Done well, wellbeing is cultural – integral to the organisation’s values and ways of working, inextricably linked with both employee engagement and continuous improvement. I’ve seen so many change programmes encounter false starts, generate patchy engagement, fall foul of shifting priorities to never quite deliver, or become much harder work than anyone anticipated. And one of the reasons is that they skip past exploring ‘Why’, assuming that everyone’s reasons are the same. They rarely are…
Wellbeing matters, but ‘because it’s the right thing to do’ unfortunately isn’t enough to keep it on a par with all the organisation’s other priorities. Exploring your collective ‘Why’ helps you to
- Make sure that wellbeing gets appropriately resourced (including securing budget), so you’re not trying to deliver on a shoestring
- Select activities to deliver against those desired outcomes, rather than just ticking boxes, maximising the return on your time and financial investments
- Identify the appropriate metrics and feedback to ensure your chosen activities are effective, and enabling adjustments if they’re not
Specifically, what do your stakeholders want to avoid and gain from improving wellbeing? Exploring helps to build desire and momentum towards those outcomes, and referring back to them regularly during the programme helps to keep your activities aligned with what you want to achieve. And if your programme starts to wobble part way through, re-energising your Why can really help to get it back on track.
What’s in it for each of your stakeholder groups? For example, your Recruitment Manager might want to improve the organisation’s ability to attract the very best candidates, by demonstrating how you care for, support and develop your staff. Line managers might be fed up of having to correct the mistakes people make when they’re distracted by worries they’ve got going on at home, so they want to improve their team's ability to park the worrying and stay focused on the day's demands. Your HR team might want people from across the organisation to feel more valued, increasing employee engagement, and to stop the disputes which get escalated to them because people let conflict build up when they’re feeling overloaded.

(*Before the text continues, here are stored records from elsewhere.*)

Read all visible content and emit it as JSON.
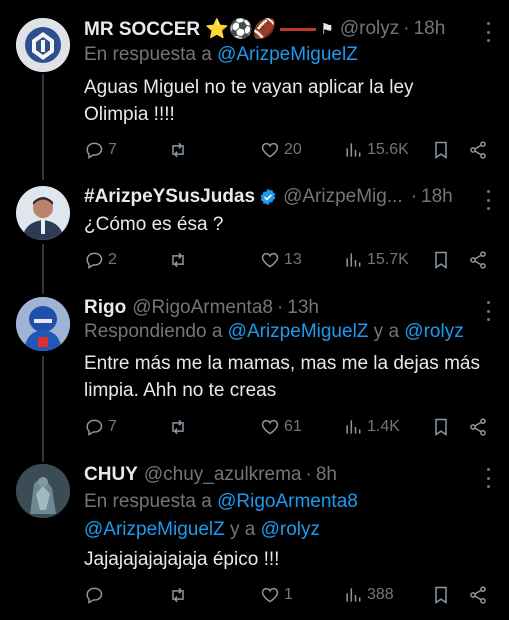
{
  "tweets": [
    {
      "name": "MR SOCCER ⭐⚽🏈",
      "handle": "@rolyz",
      "dot": "·",
      "time": "18h",
      "reply_prefix": "En respuesta a ",
      "mentions": [
        "@ArizpeMiguelZ"
      ],
      "text": "Aguas Miguel no te vayan aplicar la ley Olimpia !!!!",
      "replies": "7",
      "retweets": "",
      "likes": "20",
      "views": "15.6K"
    },
    {
      "name": "#ArizpeYSusJudas",
      "verified": true,
      "handle": "@ArizpeMig...",
      "dot": "·",
      "time": "18h",
      "text": "¿Cómo es ésa ?",
      "replies": "2",
      "retweets": "",
      "likes": "13",
      "views": "15.7K"
    },
    {
      "name": "Rigo",
      "handle": "@RigoArmenta8",
      "dot": "·",
      "time": "13h",
      "reply_prefix": "Respondiendo a ",
      "mentions": [
        "@ArizpeMiguelZ",
        "@rolyz"
      ],
      "reply_joiner": " y a ",
      "text": "Entre más me la mamas, mas me la dejas más limpia. Ahh no te creas",
      "replies": "7",
      "retweets": "",
      "likes": "61",
      "views": "1.4K"
    },
    {
      "name": "CHUY",
      "handle": "@chuy_azulkrema",
      "dot": "·",
      "time": "8h",
      "reply_prefix": "En respuesta a ",
      "mentions": [
        "@RigoArmenta8",
        "@ArizpeMiguelZ",
        "@rolyz"
      ],
      "reply_joiner": " y a ",
      "text": "Jajajajajajajaja épico !!!",
      "replies": "",
      "retweets": "",
      "likes": "1",
      "views": "388"
    }
  ],
  "colors": {
    "background": "#000000",
    "text": "#e7e9ea",
    "muted": "#71767b",
    "link": "#1d9bf0",
    "verified": "#1d9bf0"
  },
  "icons": [
    "reply-icon",
    "retweet-icon",
    "like-icon",
    "views-icon",
    "bookmark-icon",
    "share-icon",
    "more-icon",
    "verified-badge-icon"
  ]
}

This collective enquiry needn’t be a lengthy process, and it’s such an important step towards building engagement, involvement and ownership. Understanding your ‘Why’ is one of our range of ‘How To’ guides, designed for applying Continuous Improvement best practices to your wellbeing programme. For more information on this and our other free resources, Get in Touch